That’s not quite what Gallup explicitly says in its analysis, but it’s a rather inevitable conclusion when one sees the graphic presentation of the results. Barack Obama lost eleven points in his approval ratings on a state-by-state basis in 2010, and now the floor has Obama in danger of losing the next election. Bear in mind when looking at the legend that the “average” approval rating for Obama was 47% — and that Obama had a 50% or better rating only in the dark-green states:
Obama’s overall average approval rating in 2010 was 47%, down 11 percentage points from the 58% he recorded in his first calendar year in office. For purposes of this state-by-state analysis, Obama’s average is calculated for the calendar year, and is therefore slightly different than the yearly average calculated beginning with his inauguration on January 20, 2009.
Broadly speaking, residents of 20 states gave Obama an approval rating within three percentage points of his national average (between 43.8% and 49.8%). Twelve states plus the District of Columbia had average approval ratings above that range, and in 18 states, approval fell below it.
The graphic is striking. Obama only gets majority approval for his performance on the West Coast and the Northeast — and not even all of those areas.

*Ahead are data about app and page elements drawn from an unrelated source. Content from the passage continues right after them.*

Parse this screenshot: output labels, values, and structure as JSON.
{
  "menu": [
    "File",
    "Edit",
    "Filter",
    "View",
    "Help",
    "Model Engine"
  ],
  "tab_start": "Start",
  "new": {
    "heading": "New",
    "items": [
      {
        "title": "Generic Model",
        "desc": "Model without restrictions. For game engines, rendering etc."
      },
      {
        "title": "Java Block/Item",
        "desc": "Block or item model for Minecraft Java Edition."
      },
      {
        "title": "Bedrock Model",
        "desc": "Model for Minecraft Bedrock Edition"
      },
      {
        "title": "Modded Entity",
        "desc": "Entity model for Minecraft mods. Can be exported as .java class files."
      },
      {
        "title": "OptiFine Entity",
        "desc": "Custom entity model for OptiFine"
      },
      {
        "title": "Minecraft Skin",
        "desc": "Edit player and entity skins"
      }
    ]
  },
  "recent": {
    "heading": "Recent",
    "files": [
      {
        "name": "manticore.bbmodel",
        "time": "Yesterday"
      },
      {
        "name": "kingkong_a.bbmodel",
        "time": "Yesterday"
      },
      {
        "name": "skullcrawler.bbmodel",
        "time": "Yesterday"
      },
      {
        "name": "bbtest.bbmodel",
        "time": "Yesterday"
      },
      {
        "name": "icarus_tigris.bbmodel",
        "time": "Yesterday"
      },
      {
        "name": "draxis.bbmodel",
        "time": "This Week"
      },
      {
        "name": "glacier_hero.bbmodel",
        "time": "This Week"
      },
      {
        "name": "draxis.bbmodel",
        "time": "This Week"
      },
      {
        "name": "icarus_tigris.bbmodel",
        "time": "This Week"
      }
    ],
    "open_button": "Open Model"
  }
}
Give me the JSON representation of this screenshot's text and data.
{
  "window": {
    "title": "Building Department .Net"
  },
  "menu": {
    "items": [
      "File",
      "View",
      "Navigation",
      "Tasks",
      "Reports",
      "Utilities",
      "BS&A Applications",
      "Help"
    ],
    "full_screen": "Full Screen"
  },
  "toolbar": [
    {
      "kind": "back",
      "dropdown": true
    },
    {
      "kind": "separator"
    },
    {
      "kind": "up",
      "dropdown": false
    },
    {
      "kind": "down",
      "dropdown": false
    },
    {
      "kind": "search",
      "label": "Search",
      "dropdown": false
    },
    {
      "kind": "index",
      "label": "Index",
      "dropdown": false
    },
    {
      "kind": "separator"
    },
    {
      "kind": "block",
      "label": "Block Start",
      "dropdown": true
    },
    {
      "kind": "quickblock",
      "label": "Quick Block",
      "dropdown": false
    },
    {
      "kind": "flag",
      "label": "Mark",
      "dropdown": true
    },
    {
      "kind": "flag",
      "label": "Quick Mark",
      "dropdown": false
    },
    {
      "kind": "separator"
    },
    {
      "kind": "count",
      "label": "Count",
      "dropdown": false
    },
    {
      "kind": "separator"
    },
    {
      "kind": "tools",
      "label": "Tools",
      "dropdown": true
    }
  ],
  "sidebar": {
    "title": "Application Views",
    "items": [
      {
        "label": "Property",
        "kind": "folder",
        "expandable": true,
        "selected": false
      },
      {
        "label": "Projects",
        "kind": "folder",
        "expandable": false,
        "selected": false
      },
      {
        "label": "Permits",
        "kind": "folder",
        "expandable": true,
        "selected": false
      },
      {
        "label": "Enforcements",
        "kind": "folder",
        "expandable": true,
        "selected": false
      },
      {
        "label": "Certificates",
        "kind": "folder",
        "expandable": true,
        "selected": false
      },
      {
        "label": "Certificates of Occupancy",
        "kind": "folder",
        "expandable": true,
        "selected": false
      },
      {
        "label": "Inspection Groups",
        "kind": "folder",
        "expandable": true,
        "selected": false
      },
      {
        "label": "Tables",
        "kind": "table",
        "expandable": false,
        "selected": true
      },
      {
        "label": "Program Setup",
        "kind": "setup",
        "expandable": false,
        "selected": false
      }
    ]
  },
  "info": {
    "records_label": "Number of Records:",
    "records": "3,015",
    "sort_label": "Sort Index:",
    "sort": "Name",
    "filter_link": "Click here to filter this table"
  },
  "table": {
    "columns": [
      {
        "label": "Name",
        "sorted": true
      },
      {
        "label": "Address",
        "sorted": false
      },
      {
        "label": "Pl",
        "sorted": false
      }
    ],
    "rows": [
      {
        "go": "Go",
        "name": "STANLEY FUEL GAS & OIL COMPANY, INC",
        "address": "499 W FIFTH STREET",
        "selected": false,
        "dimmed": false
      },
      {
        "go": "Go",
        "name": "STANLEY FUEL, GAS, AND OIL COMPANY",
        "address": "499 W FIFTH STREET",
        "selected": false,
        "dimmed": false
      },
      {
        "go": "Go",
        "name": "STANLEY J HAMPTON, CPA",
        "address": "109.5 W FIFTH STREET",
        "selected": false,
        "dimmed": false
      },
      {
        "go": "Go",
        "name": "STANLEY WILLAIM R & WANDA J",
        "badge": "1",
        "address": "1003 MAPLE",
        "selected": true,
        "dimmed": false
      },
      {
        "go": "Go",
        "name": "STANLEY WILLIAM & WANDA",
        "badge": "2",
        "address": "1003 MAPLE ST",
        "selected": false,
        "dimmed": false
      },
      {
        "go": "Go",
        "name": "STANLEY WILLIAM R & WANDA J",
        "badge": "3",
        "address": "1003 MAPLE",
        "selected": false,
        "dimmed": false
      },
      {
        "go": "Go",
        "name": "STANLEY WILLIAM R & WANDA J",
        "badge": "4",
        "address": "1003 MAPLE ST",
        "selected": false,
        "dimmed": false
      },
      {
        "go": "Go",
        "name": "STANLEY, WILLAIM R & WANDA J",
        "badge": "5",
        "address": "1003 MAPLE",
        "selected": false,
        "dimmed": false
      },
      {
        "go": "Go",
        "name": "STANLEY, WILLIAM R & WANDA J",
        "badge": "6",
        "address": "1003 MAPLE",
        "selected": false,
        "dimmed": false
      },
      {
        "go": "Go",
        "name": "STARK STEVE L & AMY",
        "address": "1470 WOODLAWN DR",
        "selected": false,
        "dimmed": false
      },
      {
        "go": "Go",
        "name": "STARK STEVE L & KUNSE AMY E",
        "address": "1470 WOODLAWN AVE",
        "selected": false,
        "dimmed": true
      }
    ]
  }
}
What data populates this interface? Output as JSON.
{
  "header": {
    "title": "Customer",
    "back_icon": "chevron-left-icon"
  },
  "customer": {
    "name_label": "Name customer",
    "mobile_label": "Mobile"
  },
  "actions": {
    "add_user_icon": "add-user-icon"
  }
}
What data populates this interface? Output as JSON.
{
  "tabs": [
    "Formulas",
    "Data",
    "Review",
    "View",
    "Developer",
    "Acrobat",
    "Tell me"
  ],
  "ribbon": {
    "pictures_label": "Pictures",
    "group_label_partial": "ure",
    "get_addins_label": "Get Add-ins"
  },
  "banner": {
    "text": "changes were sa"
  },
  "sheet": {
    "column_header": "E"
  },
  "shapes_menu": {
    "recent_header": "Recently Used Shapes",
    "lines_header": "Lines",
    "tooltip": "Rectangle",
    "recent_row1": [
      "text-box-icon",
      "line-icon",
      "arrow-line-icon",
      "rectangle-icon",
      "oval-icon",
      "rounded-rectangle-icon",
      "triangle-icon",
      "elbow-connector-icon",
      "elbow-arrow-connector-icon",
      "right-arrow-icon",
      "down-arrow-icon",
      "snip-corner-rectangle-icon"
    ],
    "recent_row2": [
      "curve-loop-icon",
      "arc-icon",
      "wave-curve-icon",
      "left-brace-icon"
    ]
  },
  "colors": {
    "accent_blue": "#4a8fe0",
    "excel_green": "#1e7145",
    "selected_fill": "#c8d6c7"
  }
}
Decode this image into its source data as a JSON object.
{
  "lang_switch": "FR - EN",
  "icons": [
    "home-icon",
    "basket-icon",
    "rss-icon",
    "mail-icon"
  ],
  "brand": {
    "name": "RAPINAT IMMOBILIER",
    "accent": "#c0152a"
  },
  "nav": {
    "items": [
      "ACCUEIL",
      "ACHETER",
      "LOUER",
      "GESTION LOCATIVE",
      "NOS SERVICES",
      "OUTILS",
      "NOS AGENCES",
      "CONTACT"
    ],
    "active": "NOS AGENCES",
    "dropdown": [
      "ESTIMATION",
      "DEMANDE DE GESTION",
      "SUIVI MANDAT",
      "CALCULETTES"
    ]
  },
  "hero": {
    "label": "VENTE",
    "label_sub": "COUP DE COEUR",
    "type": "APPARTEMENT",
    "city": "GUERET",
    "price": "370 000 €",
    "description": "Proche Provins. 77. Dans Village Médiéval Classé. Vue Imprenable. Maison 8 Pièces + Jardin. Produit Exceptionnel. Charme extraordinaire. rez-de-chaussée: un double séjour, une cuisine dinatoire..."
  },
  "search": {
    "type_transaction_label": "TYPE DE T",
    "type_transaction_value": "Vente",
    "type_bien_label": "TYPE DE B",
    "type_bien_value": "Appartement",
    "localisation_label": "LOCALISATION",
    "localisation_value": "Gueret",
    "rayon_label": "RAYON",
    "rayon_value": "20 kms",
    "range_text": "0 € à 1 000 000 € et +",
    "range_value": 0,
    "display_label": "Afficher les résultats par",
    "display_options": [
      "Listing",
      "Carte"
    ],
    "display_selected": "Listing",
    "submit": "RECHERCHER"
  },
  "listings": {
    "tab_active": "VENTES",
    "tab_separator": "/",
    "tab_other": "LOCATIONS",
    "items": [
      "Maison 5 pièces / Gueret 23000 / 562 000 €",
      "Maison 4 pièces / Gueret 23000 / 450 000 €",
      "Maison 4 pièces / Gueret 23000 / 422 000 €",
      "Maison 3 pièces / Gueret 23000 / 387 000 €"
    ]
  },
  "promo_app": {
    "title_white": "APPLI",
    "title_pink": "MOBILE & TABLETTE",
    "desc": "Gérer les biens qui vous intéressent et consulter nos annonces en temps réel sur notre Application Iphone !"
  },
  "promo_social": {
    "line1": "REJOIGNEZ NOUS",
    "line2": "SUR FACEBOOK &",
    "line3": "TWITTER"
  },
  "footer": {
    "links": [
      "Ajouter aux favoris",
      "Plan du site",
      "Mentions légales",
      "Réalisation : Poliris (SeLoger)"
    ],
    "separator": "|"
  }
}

He holds his home state of Illinois and his birth state of Hawaii, both unsurprisingly, but between the coasts there exists a vast land of either indifference or outright disapproval. Traditional Democratic states like Wisconsin, Michigan, and Pennsylvania are wavering. The entire interior West has become outright hostile. More than half of the states have shown a double-digit decline in approval for Obama.
Presidents can win re-election with overall approval ratings below 50%, but that usually requires either a credible third-party challenge or an extraordinarily poor challenger. The economy would have to significantly improve to move these numbers in the direction where Obama can feel safe, and that seems unlikely to happen while Obama continues to press for regulatory adventurism.
Obama has a year at best to turn this around. He won the 2008 election at the peak of Bush fatigue by seven points nationwide. Continuing erosion in his standing puts the White House within the grasp of the GOP, especially if they nominate a credible candidate who can attract a “big tent” of those discontented with Obama.